2011 Annual Report
1a.Objectives (from AD-416)
To conduct large factory trials across the Louisiana processing season to determine how different levels of trash impact upsteam and downstream processing. The trials will provide crucial knowledge on what levels and types of trash are impeding the manufacture of VHP/VLC sugar for the new LA refineries, what the critical level of trash that causes VHP/VLC sugar to be produced over raw sugar, and also provide optimum ground and fan speeds to control the levels of processed trash for VHP/VLC sugar manufacture that is of economical benefit and satisfactory to both parties.
1b.Approach (from AD-416)
Different harvest treatments from the same commercial field of ripener-treated sugarcane (same variety per trial) will be evaluated. At least 3 treatments of green billets subjected to different combinations of extraction fan and ground speeds on a newer model combine harvester designed for green harvesting. Each harvest treatment will have 2 reps that will be delivered to the factory on the same day; each rep will represent -50 short tons. Four random grab samples (-35 lb) will be collected from each treatment rep in the cane yard, and separated into different tissues and weighed. Factory core lab results will be obtained for each treatment rep as well as the direct analysis of shredded cane (DAC) randomly removed from the factory conveyor belt. Tandem milling rates, etc., and any chokes will be monitored at the factory. After the whole tandem mill has first been purged with part of the treatment supply, composite mixed juice (MJ) and bagasse samples will be collected at the factory. The MJ will then quickly transported to New Orleans and processed across the SRRC sugar processing pilot plant into clarified juice, syrup, massecuite, molasses, raw and affinated VHP sugar.

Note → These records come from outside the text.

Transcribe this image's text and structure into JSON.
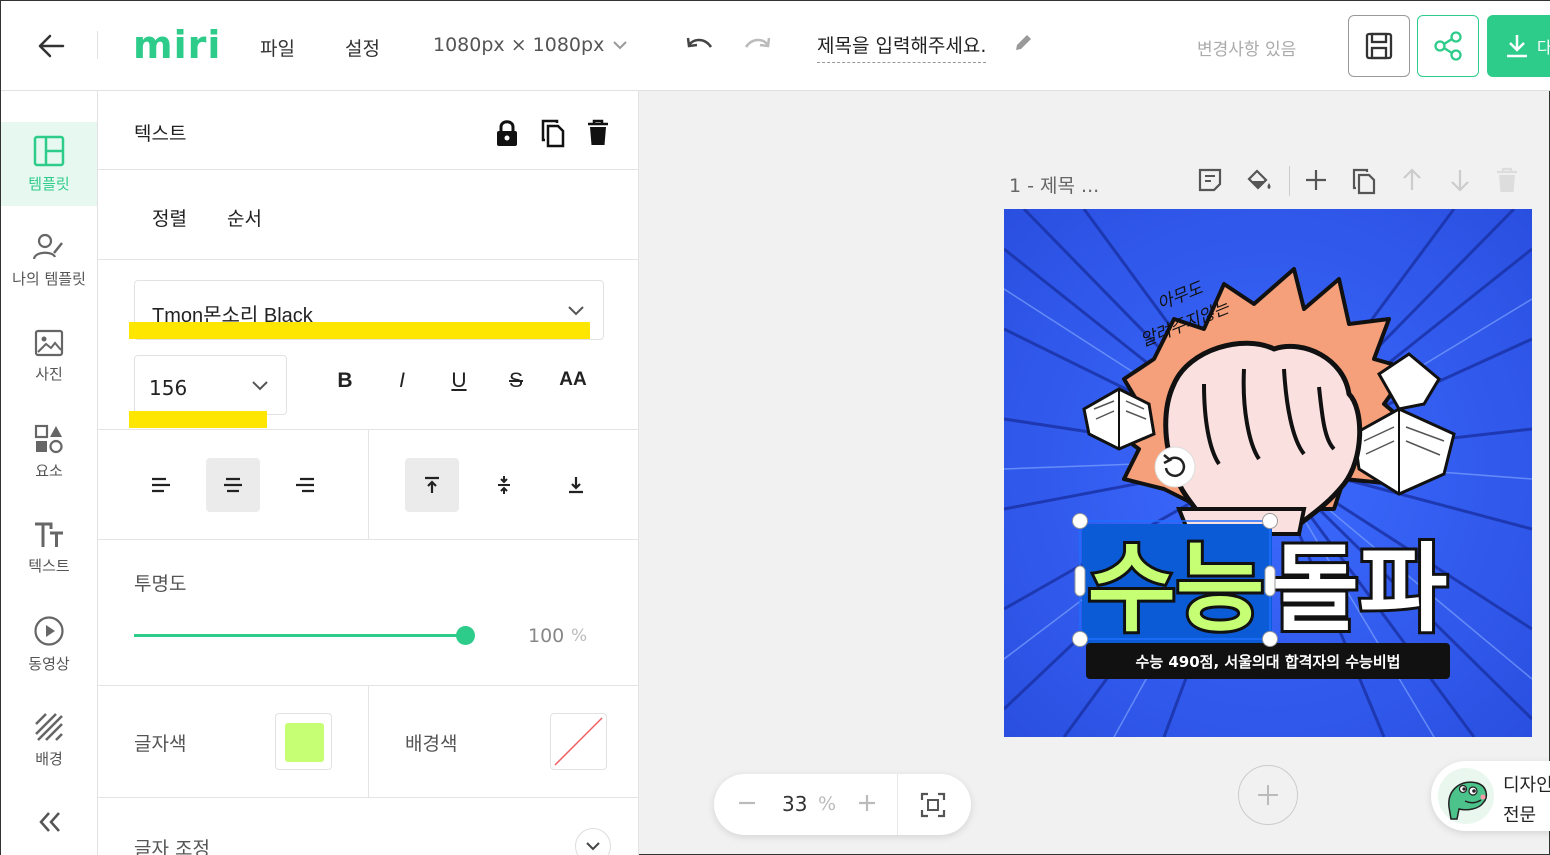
{
  "topbar": {
    "logo": "miri",
    "menu_file": "파일",
    "menu_settings": "설정",
    "canvas_size": "1080px × 1080px",
    "title": "제목을 입력해주세요.",
    "status": "변경사항 있음",
    "download_label": "다"
  },
  "leftnav": {
    "items": [
      {
        "label": "템플릿",
        "icon": "layout-icon",
        "active": true
      },
      {
        "label": "나의 템플릿",
        "icon": "user-edit-icon"
      },
      {
        "label": "사진",
        "icon": "image-icon"
      },
      {
        "label": "요소",
        "icon": "shapes-icon"
      },
      {
        "label": "텍스트",
        "icon": "text-icon"
      },
      {
        "label": "동영상",
        "icon": "play-icon"
      },
      {
        "label": "배경",
        "icon": "pattern-icon"
      }
    ]
  },
  "panel": {
    "title": "텍스트",
    "tab_align": "정렬",
    "tab_order": "순서",
    "font_family": "Tmon몬소리 Black",
    "font_size": "156",
    "style_buttons": [
      "B",
      "I",
      "U",
      "S",
      "AA"
    ],
    "opacity_label": "투명도",
    "opacity_value": "100",
    "opacity_unit": "%",
    "opacity_level": 1.0,
    "text_color_label": "글자색",
    "text_color": "#c6ff73",
    "bg_color_label": "배경색",
    "adjust_label": "글자 조정"
  },
  "canvas": {
    "page_label": "1 - 제목 ...",
    "zoom_value": "33",
    "zoom_unit": "%",
    "art": {
      "handwriting_1": "아무도",
      "handwriting_2": "알려주지않는",
      "headline_selected": "수능",
      "headline_rest": "돌파",
      "subtitle": "수능 490점, 서울의대 합격자의 수능비법"
    }
  },
  "helper": {
    "line1": "디자인",
    "line2": "전문"
  },
  "colors": {
    "accent": "#2ecc8a",
    "highlight": "#ffe600",
    "artboard_bg": "#2f5bf0"
  }
}
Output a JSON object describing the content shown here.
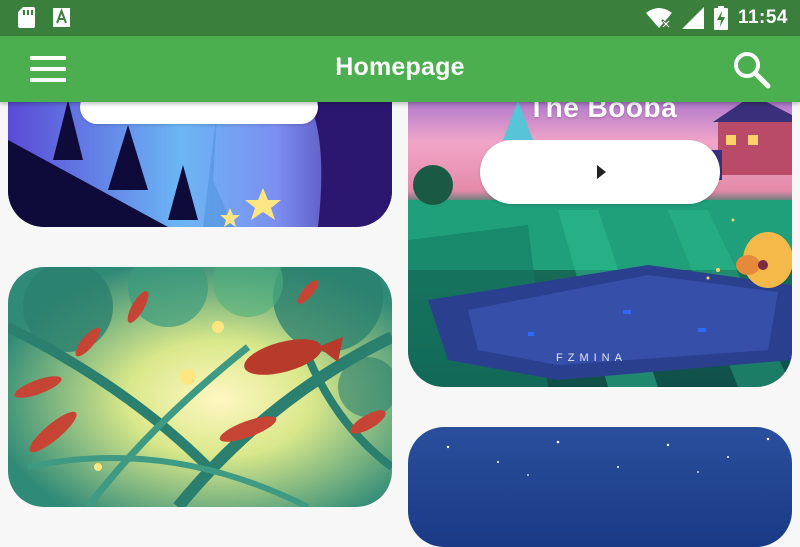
{
  "status_bar": {
    "time": "11:54",
    "icons": [
      "sd-card-icon",
      "text-app-icon",
      "wifi-icon",
      "signal-icon",
      "battery-charging-icon"
    ]
  },
  "app_bar": {
    "title": "Homepage",
    "menu_icon": "menu-icon",
    "search_icon": "search-icon"
  },
  "cards": [
    {
      "id": "night-forest",
      "title": "",
      "has_play_button": true
    },
    {
      "id": "the-booba",
      "title": "The Booba",
      "watermark": "FZMINA",
      "has_play_button": true
    },
    {
      "id": "fish-forest",
      "title": "",
      "has_play_button": false
    },
    {
      "id": "starry-night",
      "title": "",
      "has_play_button": false
    }
  ],
  "colors": {
    "status_bar": "#3a7f3b",
    "app_bar": "#4caf4f",
    "background": "#f7f7f7"
  }
}
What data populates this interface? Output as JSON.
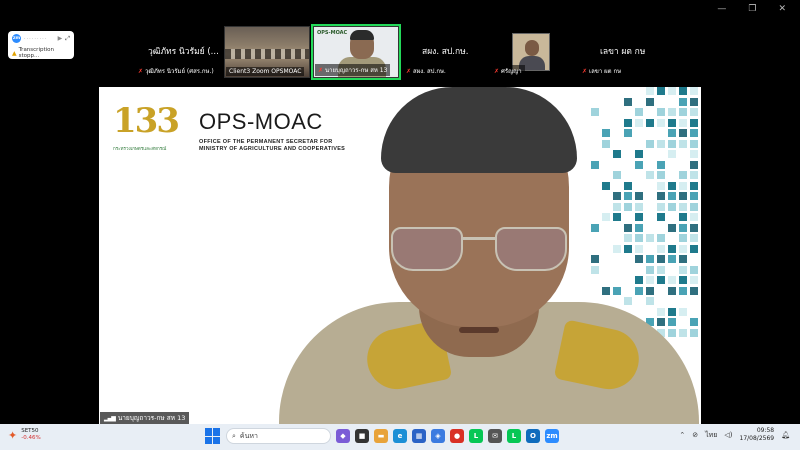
{
  "window": {
    "minimize": "—",
    "maximize": "❐",
    "close": "✕"
  },
  "transcription": {
    "zoom_badge": "zm",
    "dots": "·········",
    "status": "Transcription stopp..."
  },
  "participants": [
    {
      "id": "p1",
      "big_name": "วุฒิภัทร นิวรัมย์ (...",
      "label": "วุฒิภัทร นิวรัมย์ (ศสร.กษ.)",
      "type": "name"
    },
    {
      "id": "p2",
      "label": "Client3 Zoom OPSMOAC",
      "type": "video"
    },
    {
      "id": "p3",
      "label": "นายบุญถาวร-กษ สห 13",
      "type": "video",
      "thumb_logo": "OPS-MOAC",
      "active": true
    },
    {
      "id": "p4",
      "big_name": "สผง. สป.กษ.",
      "label": "สผง. สป.กษ.",
      "type": "name"
    },
    {
      "id": "p5",
      "label": "ศรัญญา",
      "type": "avatar"
    },
    {
      "id": "p6",
      "big_name": "เลขา ผต กษ",
      "label": "เลขา ผต กษ",
      "type": "name"
    }
  ],
  "main": {
    "logo_number": "133",
    "logo_sub": "กระทรวงเกษตรและสหกรณ์",
    "ops_title": "OPS-MOAC",
    "ops_sub1": "OFFICE OF THE PERMANENT SECRETAR FOR",
    "ops_sub2": "MINISTRY OF AGRICULTURE AND COOPERATIVES",
    "name_tag": "นายบุญถาวร-กษ สห 13",
    "mosaic_colors": [
      "#1f7a8c",
      "#4aa3b5",
      "#9fd3dc",
      "#d6eef1",
      "#2f6f7f",
      "#bfe3e8"
    ]
  },
  "taskbar": {
    "weather_ticker": "SET50",
    "weather_change": "-0.46%",
    "search_placeholder": "ค้นหา",
    "apps": [
      {
        "name": "copilot-icon",
        "color": "#7b5cd6",
        "glyph": "◆"
      },
      {
        "name": "file-explorer-icon",
        "color": "#333333",
        "glyph": "■"
      },
      {
        "name": "folder-icon",
        "color": "#e8a33a",
        "glyph": "▬"
      },
      {
        "name": "edge-icon",
        "color": "#1b8fd6",
        "glyph": "e"
      },
      {
        "name": "store-icon",
        "color": "#2b63c6",
        "glyph": "▦"
      },
      {
        "name": "vpn-icon",
        "color": "#3b7be0",
        "glyph": "◈"
      },
      {
        "name": "chrome-icon",
        "color": "#d93025",
        "glyph": "●"
      },
      {
        "name": "line-icon",
        "color": "#06c755",
        "glyph": "L"
      },
      {
        "name": "mail-icon",
        "color": "#555555",
        "glyph": "✉"
      },
      {
        "name": "line2-icon",
        "color": "#06c755",
        "glyph": "L"
      },
      {
        "name": "outlook-icon",
        "color": "#0f6cbd",
        "glyph": "O"
      },
      {
        "name": "zoom-icon",
        "color": "#2d8cff",
        "glyph": "zm"
      }
    ],
    "lang": "ไทย",
    "time": "09:58",
    "date": "17/08/2569"
  }
}
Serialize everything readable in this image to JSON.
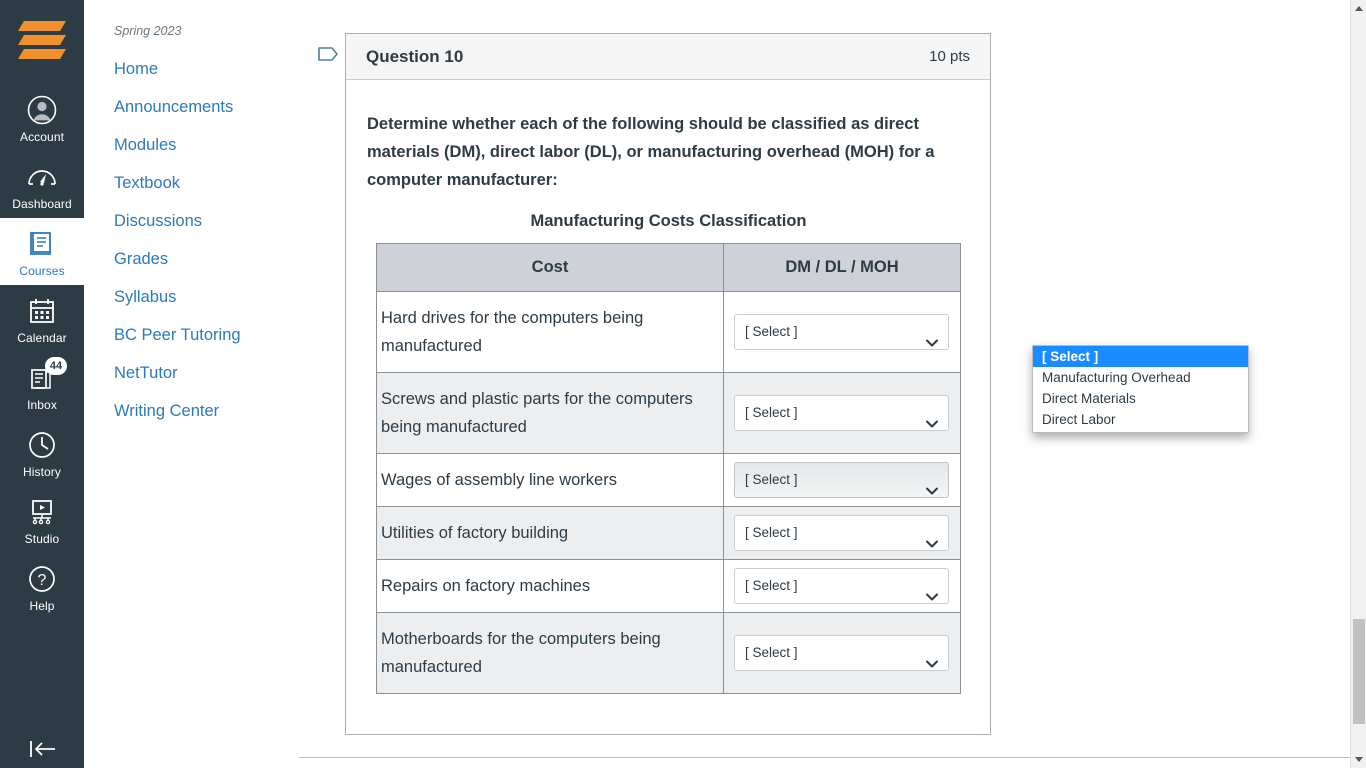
{
  "global_nav": {
    "logo_name": "canvas-logo",
    "items": [
      {
        "label": "Account",
        "icon": "account-icon",
        "active": false,
        "badge": null
      },
      {
        "label": "Dashboard",
        "icon": "dashboard-icon",
        "active": false,
        "badge": null
      },
      {
        "label": "Courses",
        "icon": "courses-icon",
        "active": true,
        "badge": null
      },
      {
        "label": "Calendar",
        "icon": "calendar-icon",
        "active": false,
        "badge": null
      },
      {
        "label": "Inbox",
        "icon": "inbox-icon",
        "active": false,
        "badge": "44"
      },
      {
        "label": "History",
        "icon": "history-icon",
        "active": false,
        "badge": null
      },
      {
        "label": "Studio",
        "icon": "studio-icon",
        "active": false,
        "badge": null
      },
      {
        "label": "Help",
        "icon": "help-icon",
        "active": false,
        "badge": null
      }
    ],
    "collapse_icon": "collapse-nav-icon"
  },
  "course_nav": {
    "term": "Spring 2023",
    "items": [
      {
        "label": "Home"
      },
      {
        "label": "Announcements"
      },
      {
        "label": "Modules"
      },
      {
        "label": "Textbook"
      },
      {
        "label": "Discussions"
      },
      {
        "label": "Grades"
      },
      {
        "label": "Syllabus"
      },
      {
        "label": "BC Peer Tutoring"
      },
      {
        "label": "NetTutor"
      },
      {
        "label": "Writing Center"
      }
    ]
  },
  "question": {
    "flag_icon": "flag-icon",
    "title": "Question 10",
    "points": "10 pts",
    "prompt": "Determine whether each of the following should be classified as direct materials (DM), direct labor (DL), or manufacturing overhead (MOH) for a computer manufacturer:",
    "table_caption": "Manufacturing Costs Classification",
    "columns": [
      "Cost",
      "DM / DL / MOH"
    ],
    "rows": [
      {
        "cost": "Hard drives for the computers being manufactured",
        "selected": "[ Select ]"
      },
      {
        "cost": "Screws and plastic parts for the computers being manufactured",
        "selected": "[ Select ]"
      },
      {
        "cost": "Wages of assembly line workers",
        "selected": "[ Select ]"
      },
      {
        "cost": "Utilities of factory building",
        "selected": "[ Select ]"
      },
      {
        "cost": "Repairs on factory machines",
        "selected": "[ Select ]"
      },
      {
        "cost": "Motherboards for the computers being manufactured",
        "selected": "[ Select ]"
      }
    ],
    "open_dropdown": {
      "row_index": 0,
      "options": [
        "[ Select ]",
        "Manufacturing Overhead",
        "Direct Materials",
        "Direct Labor"
      ],
      "highlighted": "[ Select ]"
    }
  },
  "scrollbar": {
    "up_icon": "scroll-up-arrow-icon",
    "down_icon": "scroll-down-arrow-icon",
    "thumb_name": "scroll-thumb"
  },
  "colors": {
    "nav_bg": "#2D3B45",
    "link_blue": "#2B7ABC",
    "logo_orange": "#F2912B",
    "table_header_bg": "#ced2d8",
    "row_alt_bg": "#eceef0",
    "dropdown_highlight": "#1a8cff"
  }
}
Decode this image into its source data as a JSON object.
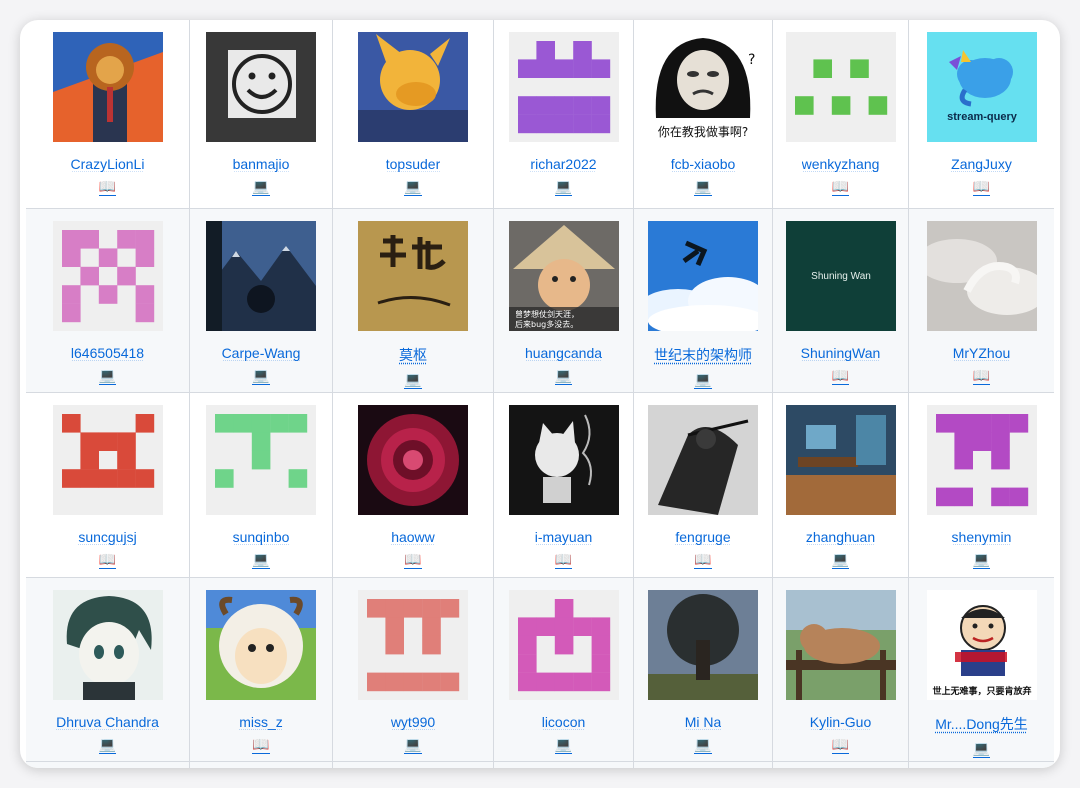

The factory trials will be repeated three times across the season to cover environmental variations.
New refineries in Louisiana are requesting sugarcane factories to deliver higher quality raw sugar with low color and ash concentrations. This higher quality raw sugar will allow both growers and factory processors to gain economic premiums from the new refineries. A comprehensive factory trash trial was conducted in 2010 to determine how different speeds of the extractor fans on two combine harvesters affect trash levels of green billets (short sections of whole stalk of 20-30 cm) from one commercial sugarcane variety as well as factory processing. Fan speeds of 1,050, 850 and 650 revolutions per minute (rpm) were studied on three different days (November 20-22, 2010). A bulk sample of mixed juice was transported to our new pilot plant in New Orleans to simulate the manufacture of products across the factory including sugars. Total trash levels (leaves plus top part of the stalk) were 12.1, 18.9 and 22.7% for the 1,050, 850, and 650 rpm fan speeds, respectively. Most quality and processing parameters, including color and ash, became progressively worse with increased trash levels and decreased fan speed. Overall, at 650 rpm fan speed, high quality sugar for the new refinery was not commercially attained. Net proceeds to the grower were optimal for both growers and processors at the 850 rpm setting. The progress was monitored via periodic email and phone conversations.